Because I am a native Arizonan, the snow and the cold and indoor heating were all foreign to me growing up. But then I moved to the icy mountains of Utah and suddenly my lack of knowledge of winter prep became a problem. Who knew what to do when your windshield froze over during the night? Thank goodness for kind friends and strangers that took the time to help a poor Arizona girl figure out winter. So here are some winter tips for your home, so that you can rest assured your house will be safe and warm all winter long. For a full checklist see the bottom of this article on home winter prep.
- Roof – Make sure there are no leaks or damage before the winter season even begins. This will save you a collapsed roof that could come from excessive snow, extreme cold temperatures, or failed previous repairs. Just like cyclical 6-month check-ups happen with your dentist to prevent cavities, check-ups on your roof can keep your whole home happier and healthier.
- Gutters – Clean-up time! Or clean out time for your gutters. Your gutters are your main drainage option, and drainage is VITAL to surviving a snowy winter. So clear out the matted leaves, the soccer balls that never were retrieved, anything obstructing the water flow path, and make sure the drainage drop-off site is clear. You cannot forget this step in your winter prep.
- Ice Dam Prevention – Ice dams happen when there are varying roof surface temperatures, which can happen through air leakage from the house into the attic, etc. Heat will escape through the roof in one patch, causing snow to melt there, but as it runs down, it hits cold patches and freezes over, thus creating an ice dam. Check the house/attic insulation and the attic/roof insulation and patch up any leaks. As pretty as icicles are, I’m pretty sure we are fine with them not falling on our heads.

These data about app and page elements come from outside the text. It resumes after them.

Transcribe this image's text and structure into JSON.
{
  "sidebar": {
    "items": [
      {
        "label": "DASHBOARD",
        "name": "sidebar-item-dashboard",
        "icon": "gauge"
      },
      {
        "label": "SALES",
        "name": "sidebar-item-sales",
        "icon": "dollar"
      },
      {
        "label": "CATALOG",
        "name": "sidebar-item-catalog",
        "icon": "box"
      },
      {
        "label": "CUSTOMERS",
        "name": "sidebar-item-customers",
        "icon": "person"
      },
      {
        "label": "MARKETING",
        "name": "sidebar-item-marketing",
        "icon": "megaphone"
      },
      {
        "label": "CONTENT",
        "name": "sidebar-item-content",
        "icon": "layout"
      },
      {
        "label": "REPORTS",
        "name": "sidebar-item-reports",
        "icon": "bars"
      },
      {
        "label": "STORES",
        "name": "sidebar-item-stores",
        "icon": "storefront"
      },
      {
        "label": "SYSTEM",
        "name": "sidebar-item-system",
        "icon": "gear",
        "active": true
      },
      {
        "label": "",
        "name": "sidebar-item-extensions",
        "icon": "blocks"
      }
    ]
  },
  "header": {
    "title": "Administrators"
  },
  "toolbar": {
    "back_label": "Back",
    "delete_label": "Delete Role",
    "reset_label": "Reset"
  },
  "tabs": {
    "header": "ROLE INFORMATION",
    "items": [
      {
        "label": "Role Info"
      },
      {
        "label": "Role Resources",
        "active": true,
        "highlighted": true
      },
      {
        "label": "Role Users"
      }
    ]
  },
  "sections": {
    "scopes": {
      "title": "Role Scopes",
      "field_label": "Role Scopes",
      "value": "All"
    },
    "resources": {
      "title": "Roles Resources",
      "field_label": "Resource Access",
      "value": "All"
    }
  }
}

- Walkways – Nobody likes slipping on an icy path, so prep beforehand with a walkdown of your walkways. Look for cracks in the sidewalk or driveway that are larger than ⅛ inch. Clean off stains and seal your driveway to protect it from future cracks throughout and after the winter season. Pay attention to loose gravel or loose material from disintegration and to loose steps/railings or uneven footing. This might prevent a broken limb or two.
- Indoor Heaters – If we need a yearly physical, so do our heaters. Give them a tune-up (and early on) to prevent any mid-season heating disasters, and to avoid being the last on the list for repair appointments. A semi-faulty heater can cost hundreds of extra dollars over the course of the winter season, without you even reaping the benefits of a properly heated home. So take the time and preventative measures beforehand; it’s worth it.
- Filters – There are generally two kinds: replaceable and permanent. With either kind of filter experts recommend a filter change or at least check-up once a month. A dirty filter can clog up the air flow from your furnace, making it harder for your heating system to work. This means more energy expended, which is more money on your electric bill. Save the cash and replace your filters, or spend a little more in the beginning and get a permanent filter and set down a washing schedule.
- Insulation – Insulation can do wonders for the inside and outside of your home. Like I mentioned, proper attic insulation can save you from ice dams forming on your roof. It can also save you lots of money on your electric bill because you will be saving energy; the two most popular methods are caulking and weather stripping.
- Draft Guards – It might seem like a small thing, but small things can go a long way. Putting a draft guard in on your doors can make a big difference in keeping out that cold air and making it easier for your house to heat up and STAY warm.
- Pipes – This is the classic winter nightmare: frozen pipes. You can avoid it by always keeping a little bit of water dripping through your pipes, and by shutting off any excess water pipes or hoses. Do this for your irrigation and sprinkler systems as well. Forgetting this step in your winter prep could cost you thousands and a freezing house.
- Ceiling Fan – You may be thinking, what in the world do ceiling fans have to do with winterizing my home? Don’t we not use fans in the winter? I thought the same thing, but this tip has popped up on every winterizing article I have read. Run your ceiling fan in reverse. Apparently a clockwise turning fan will spread the warm air throughout the room and make it feel even warmer without you having to crank up the heat.
- Summer Storage – Extra couches, pool appliances, lawn mower, etc. Find a company like Neighbor and store it all away to save space and to keep them in good condition. It is cost-efficient and will save you wear-and-tear on your favorite summer items.
Take care of your home; it’s where the heart is. And it’s where you can stay warm, where your kids grow up, where you feel safe. There is no limit when it comes to protecting what you love, and that’s why we want you to keep your home warm and happy this winter and for all the winters to come.
Start early! Go through your fall and winter prep checklist and get ahead on the appointment lists for heater tune-ups and roof repairing. It is a lot less stressful to get it done BEFORE the cold-weather crisis. For whatever kind of winter you face, it’s never a bad idea to keep up on home maintenance and to be prepared for whatever life throws at you.